■ Work to be completed
Across the entries that follow, count the lines with the string "Your" and reply with that count alone.

■ Available data
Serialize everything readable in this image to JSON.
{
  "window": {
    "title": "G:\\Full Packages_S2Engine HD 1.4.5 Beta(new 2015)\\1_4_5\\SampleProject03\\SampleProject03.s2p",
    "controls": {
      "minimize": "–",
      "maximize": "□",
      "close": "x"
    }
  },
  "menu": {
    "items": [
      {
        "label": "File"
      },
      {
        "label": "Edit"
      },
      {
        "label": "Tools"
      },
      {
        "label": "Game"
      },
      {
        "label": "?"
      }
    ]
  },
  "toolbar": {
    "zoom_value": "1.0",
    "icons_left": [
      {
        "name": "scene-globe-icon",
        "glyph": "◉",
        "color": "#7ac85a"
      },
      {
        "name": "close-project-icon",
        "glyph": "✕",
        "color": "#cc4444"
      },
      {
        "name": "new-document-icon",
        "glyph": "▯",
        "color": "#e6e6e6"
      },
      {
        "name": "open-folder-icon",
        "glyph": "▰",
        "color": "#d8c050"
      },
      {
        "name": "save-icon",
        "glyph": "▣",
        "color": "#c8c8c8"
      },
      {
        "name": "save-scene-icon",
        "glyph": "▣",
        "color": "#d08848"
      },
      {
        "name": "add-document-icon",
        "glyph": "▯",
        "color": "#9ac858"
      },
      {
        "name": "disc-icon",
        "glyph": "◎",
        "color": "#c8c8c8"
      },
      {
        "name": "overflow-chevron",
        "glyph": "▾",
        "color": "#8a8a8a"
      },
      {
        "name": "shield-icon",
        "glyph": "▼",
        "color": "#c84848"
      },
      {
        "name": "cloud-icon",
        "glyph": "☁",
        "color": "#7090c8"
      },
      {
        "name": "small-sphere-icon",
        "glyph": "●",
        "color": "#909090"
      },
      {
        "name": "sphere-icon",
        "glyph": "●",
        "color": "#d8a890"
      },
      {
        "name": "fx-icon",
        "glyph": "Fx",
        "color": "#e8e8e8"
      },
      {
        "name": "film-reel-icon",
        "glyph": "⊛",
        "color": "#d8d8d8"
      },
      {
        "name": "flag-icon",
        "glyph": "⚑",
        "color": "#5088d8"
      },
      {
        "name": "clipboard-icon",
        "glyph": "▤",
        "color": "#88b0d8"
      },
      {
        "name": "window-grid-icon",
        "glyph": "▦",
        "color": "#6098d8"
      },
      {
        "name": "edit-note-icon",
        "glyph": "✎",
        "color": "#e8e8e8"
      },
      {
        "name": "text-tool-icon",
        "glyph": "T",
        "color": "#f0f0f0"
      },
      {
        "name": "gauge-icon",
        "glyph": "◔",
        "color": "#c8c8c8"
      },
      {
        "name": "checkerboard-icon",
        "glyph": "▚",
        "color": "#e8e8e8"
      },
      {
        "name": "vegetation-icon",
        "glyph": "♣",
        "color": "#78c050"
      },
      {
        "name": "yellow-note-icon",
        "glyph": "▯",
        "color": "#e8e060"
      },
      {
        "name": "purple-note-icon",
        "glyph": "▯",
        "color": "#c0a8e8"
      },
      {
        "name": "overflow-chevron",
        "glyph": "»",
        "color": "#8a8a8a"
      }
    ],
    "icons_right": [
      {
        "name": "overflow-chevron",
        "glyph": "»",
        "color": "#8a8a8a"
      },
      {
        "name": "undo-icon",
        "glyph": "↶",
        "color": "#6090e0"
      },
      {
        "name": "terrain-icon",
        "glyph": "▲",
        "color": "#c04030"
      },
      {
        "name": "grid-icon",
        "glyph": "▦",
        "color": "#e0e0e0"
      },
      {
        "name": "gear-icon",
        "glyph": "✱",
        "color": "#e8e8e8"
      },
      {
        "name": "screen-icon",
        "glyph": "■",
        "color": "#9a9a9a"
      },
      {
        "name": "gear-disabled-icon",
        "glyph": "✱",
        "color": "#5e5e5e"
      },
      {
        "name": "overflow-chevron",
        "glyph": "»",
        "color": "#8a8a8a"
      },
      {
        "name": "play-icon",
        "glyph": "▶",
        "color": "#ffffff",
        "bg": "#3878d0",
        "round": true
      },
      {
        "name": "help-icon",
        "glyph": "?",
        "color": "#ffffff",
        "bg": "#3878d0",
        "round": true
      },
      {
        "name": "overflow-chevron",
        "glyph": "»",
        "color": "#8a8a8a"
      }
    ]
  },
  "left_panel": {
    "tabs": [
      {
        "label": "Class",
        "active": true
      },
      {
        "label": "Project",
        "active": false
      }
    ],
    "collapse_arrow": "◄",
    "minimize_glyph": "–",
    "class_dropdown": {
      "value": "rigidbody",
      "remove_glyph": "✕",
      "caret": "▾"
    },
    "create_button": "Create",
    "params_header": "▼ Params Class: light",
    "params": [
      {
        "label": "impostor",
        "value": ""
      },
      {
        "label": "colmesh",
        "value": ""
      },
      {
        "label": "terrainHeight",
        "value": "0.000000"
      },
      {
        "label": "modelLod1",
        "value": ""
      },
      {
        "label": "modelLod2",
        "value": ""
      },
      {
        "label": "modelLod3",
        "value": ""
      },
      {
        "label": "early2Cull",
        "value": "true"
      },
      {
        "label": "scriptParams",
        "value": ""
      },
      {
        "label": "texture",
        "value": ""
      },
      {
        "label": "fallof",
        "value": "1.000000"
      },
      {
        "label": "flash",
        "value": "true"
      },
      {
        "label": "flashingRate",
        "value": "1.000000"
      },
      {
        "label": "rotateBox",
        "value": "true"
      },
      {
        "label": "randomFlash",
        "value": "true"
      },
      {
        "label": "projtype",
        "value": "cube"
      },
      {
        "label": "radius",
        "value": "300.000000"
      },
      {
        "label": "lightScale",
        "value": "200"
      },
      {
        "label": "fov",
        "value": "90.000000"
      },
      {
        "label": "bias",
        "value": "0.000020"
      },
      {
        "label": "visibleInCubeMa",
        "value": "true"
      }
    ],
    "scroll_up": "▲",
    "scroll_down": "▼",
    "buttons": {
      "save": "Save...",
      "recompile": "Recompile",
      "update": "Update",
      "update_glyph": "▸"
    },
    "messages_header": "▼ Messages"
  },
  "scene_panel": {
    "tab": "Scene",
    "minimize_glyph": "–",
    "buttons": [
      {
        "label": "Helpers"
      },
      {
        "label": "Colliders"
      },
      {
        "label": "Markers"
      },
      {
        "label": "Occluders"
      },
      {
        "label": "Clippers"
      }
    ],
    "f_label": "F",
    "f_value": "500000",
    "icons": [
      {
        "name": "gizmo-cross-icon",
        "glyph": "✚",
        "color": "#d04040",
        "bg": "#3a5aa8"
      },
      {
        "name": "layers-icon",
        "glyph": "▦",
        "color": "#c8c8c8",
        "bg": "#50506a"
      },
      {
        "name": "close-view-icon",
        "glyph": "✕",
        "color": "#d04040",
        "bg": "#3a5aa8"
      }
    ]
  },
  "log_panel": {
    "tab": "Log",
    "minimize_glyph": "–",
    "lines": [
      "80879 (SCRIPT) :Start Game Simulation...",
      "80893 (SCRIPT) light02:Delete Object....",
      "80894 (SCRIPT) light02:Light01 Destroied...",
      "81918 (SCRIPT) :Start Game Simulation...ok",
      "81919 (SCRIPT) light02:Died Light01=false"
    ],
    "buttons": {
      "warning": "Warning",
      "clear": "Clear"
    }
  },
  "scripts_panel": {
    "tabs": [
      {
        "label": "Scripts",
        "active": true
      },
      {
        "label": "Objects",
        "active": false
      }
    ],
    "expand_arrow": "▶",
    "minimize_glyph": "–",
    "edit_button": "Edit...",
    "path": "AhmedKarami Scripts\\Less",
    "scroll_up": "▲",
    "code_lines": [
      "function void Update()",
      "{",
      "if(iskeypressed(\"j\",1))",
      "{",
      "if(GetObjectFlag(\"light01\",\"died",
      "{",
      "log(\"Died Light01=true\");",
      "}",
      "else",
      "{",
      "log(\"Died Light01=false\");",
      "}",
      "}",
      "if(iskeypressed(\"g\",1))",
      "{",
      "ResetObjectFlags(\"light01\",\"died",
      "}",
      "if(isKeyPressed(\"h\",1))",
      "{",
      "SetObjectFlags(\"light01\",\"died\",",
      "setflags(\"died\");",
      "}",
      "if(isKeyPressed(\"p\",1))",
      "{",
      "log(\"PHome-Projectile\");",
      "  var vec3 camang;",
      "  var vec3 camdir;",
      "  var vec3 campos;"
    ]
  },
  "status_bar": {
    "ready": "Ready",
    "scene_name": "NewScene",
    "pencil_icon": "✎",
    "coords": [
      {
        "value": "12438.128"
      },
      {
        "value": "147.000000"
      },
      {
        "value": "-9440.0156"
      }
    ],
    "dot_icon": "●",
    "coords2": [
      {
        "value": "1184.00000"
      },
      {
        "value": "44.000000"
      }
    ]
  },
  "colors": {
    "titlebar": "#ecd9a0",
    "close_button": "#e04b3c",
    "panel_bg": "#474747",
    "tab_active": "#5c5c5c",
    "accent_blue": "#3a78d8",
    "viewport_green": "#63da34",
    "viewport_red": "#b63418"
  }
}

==

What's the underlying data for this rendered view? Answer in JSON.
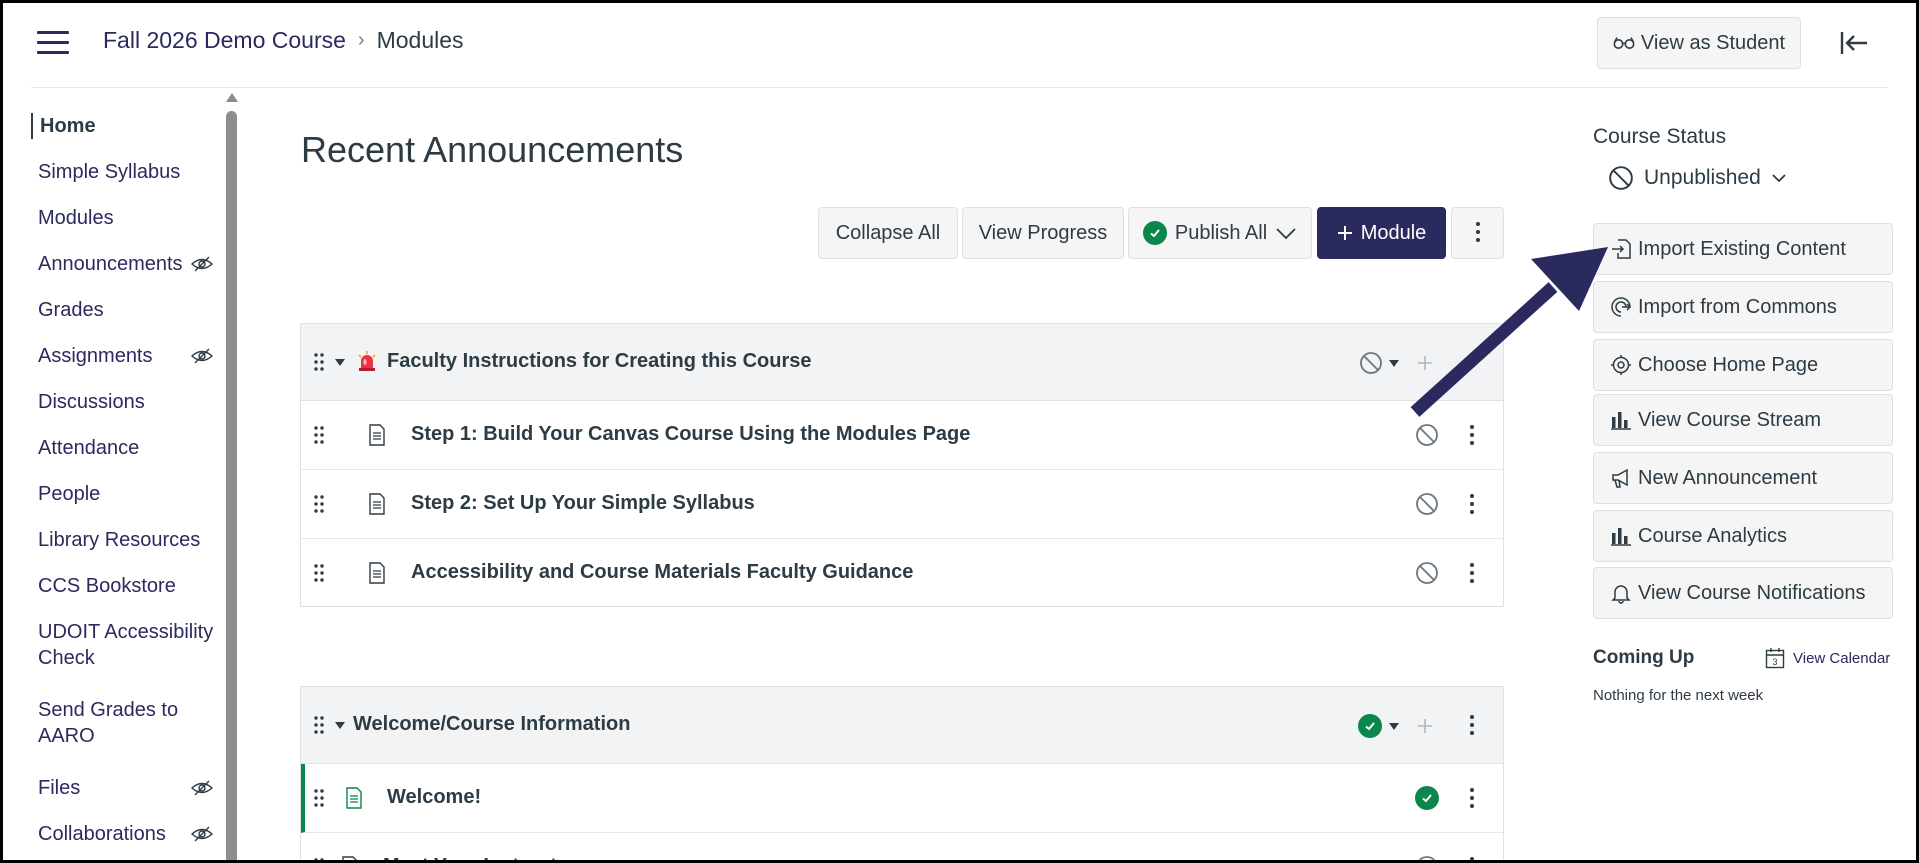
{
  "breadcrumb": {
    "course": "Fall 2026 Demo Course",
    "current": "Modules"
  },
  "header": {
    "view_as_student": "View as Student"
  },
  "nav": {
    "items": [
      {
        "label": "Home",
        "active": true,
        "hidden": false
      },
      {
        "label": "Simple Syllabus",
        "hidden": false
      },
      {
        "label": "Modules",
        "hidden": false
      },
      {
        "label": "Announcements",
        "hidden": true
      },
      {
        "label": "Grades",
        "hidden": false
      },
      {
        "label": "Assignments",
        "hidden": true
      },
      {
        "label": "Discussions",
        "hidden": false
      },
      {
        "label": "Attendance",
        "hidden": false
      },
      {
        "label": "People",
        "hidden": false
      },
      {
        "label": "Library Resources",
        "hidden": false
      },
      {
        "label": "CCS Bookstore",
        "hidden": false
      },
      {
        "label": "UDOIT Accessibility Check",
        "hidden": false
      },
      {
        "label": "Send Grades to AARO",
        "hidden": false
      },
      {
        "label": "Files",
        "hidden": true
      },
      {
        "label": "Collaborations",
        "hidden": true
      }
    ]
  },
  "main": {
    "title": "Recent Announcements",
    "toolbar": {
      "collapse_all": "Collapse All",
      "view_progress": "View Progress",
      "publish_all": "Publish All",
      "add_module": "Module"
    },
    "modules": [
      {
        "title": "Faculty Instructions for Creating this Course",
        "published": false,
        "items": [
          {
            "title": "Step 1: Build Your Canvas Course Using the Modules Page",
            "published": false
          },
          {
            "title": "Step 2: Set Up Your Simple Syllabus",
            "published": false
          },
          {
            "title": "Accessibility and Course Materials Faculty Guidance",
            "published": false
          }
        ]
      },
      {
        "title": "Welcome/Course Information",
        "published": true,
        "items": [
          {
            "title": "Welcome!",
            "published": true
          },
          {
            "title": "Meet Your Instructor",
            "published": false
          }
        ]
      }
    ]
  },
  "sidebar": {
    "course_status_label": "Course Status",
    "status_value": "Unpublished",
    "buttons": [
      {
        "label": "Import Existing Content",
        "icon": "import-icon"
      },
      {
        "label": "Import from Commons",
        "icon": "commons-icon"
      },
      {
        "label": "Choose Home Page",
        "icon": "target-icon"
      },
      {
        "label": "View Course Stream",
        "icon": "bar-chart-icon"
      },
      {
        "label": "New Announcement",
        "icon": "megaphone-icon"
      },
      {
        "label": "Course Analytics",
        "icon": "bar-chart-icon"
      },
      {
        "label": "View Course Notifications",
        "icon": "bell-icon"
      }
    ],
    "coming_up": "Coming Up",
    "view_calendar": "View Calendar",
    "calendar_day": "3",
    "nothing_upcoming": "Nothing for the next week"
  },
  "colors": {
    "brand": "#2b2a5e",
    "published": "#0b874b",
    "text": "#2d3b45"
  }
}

■ Task solution
3